Work to complete: Skip the images and return the records below exactly.

(Dataset entries)
# # # #

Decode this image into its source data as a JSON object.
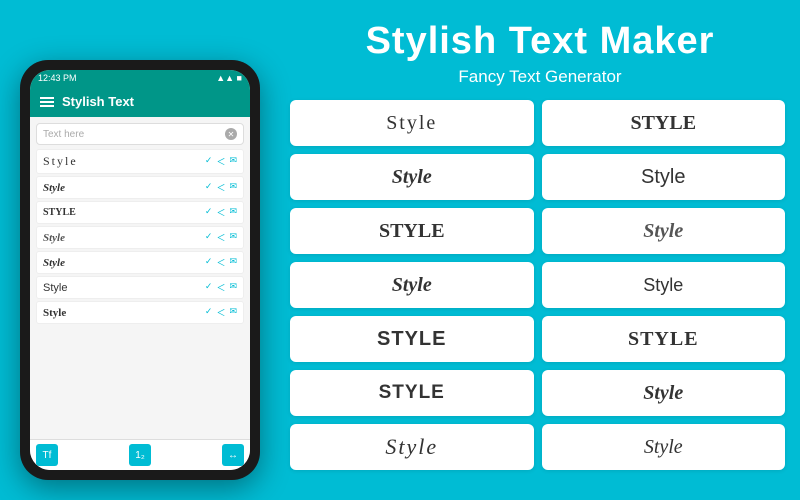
{
  "header": {
    "title": "Stylish Text Maker",
    "subtitle": "Fancy Text Generator"
  },
  "phone": {
    "status_time": "12:43 PM",
    "status_signal": "▲▲▲",
    "status_battery": "■■■",
    "toolbar_title": "Stylish Text",
    "search_placeholder": "Text here",
    "list_items": [
      {
        "text": "Style",
        "style": "serif-normal"
      },
      {
        "text": "Style",
        "style": "italic"
      },
      {
        "text": "STYLE",
        "style": "bold-caps"
      },
      {
        "text": "Style",
        "style": "script"
      },
      {
        "text": "Style",
        "style": "handwriting"
      },
      {
        "text": "Style",
        "style": "serif-light"
      },
      {
        "text": "Style",
        "style": "bold-sans"
      }
    ],
    "bottom_icons": [
      "Tf",
      "123",
      "<->"
    ]
  },
  "grid": {
    "cards": [
      {
        "text": "Style",
        "style": "thin"
      },
      {
        "text": "STYLE",
        "style": "bold-serif"
      },
      {
        "text": "Style",
        "style": "italic-serif"
      },
      {
        "text": "Style",
        "style": "normal"
      },
      {
        "text": "STYLE",
        "style": "small-caps"
      },
      {
        "text": "Style",
        "style": "script"
      },
      {
        "text": "Style",
        "style": "handwriting"
      },
      {
        "text": "Style",
        "style": "italic-thin"
      },
      {
        "text": "Style",
        "style": "gothic"
      },
      {
        "text": "STYLE",
        "style": "blackletter"
      },
      {
        "text": "STYLE",
        "style": "bold-outline"
      },
      {
        "text": "Style",
        "style": "cursive-bold"
      },
      {
        "text": "Style",
        "style": "elegant"
      },
      {
        "text": "Style",
        "style": "serif-light"
      }
    ]
  }
}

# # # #

Answer below:
Decode this image into its source data as a JSON object.
{
  "header": {
    "title": "Stylish Text Maker",
    "subtitle": "Fancy Text Generator"
  },
  "phone": {
    "status_time": "12:43 PM",
    "status_signal": "▲▲▲",
    "status_battery": "■■■",
    "toolbar_title": "Stylish Text",
    "search_placeholder": "Text here",
    "list_items": [
      {
        "text": "Style",
        "style": "serif-normal"
      },
      {
        "text": "Style",
        "style": "italic"
      },
      {
        "text": "STYLE",
        "style": "bold-caps"
      },
      {
        "text": "Style",
        "style": "script"
      },
      {
        "text": "Style",
        "style": "handwriting"
      },
      {
        "text": "Style",
        "style": "serif-light"
      },
      {
        "text": "Style",
        "style": "bold-sans"
      }
    ],
    "bottom_icons": [
      "Tf",
      "123",
      "<->"
    ]
  },
  "grid": {
    "cards": [
      {
        "text": "Style",
        "style": "thin"
      },
      {
        "text": "STYLE",
        "style": "bold-serif"
      },
      {
        "text": "Style",
        "style": "italic-serif"
      },
      {
        "text": "Style",
        "style": "normal"
      },
      {
        "text": "STYLE",
        "style": "small-caps"
      },
      {
        "text": "Style",
        "style": "script"
      },
      {
        "text": "Style",
        "style": "handwriting"
      },
      {
        "text": "Style",
        "style": "italic-thin"
      },
      {
        "text": "Style",
        "style": "gothic"
      },
      {
        "text": "STYLE",
        "style": "blackletter"
      },
      {
        "text": "STYLE",
        "style": "bold-outline"
      },
      {
        "text": "Style",
        "style": "cursive-bold"
      },
      {
        "text": "Style",
        "style": "elegant"
      },
      {
        "text": "Style",
        "style": "serif-light"
      }
    ]
  }
}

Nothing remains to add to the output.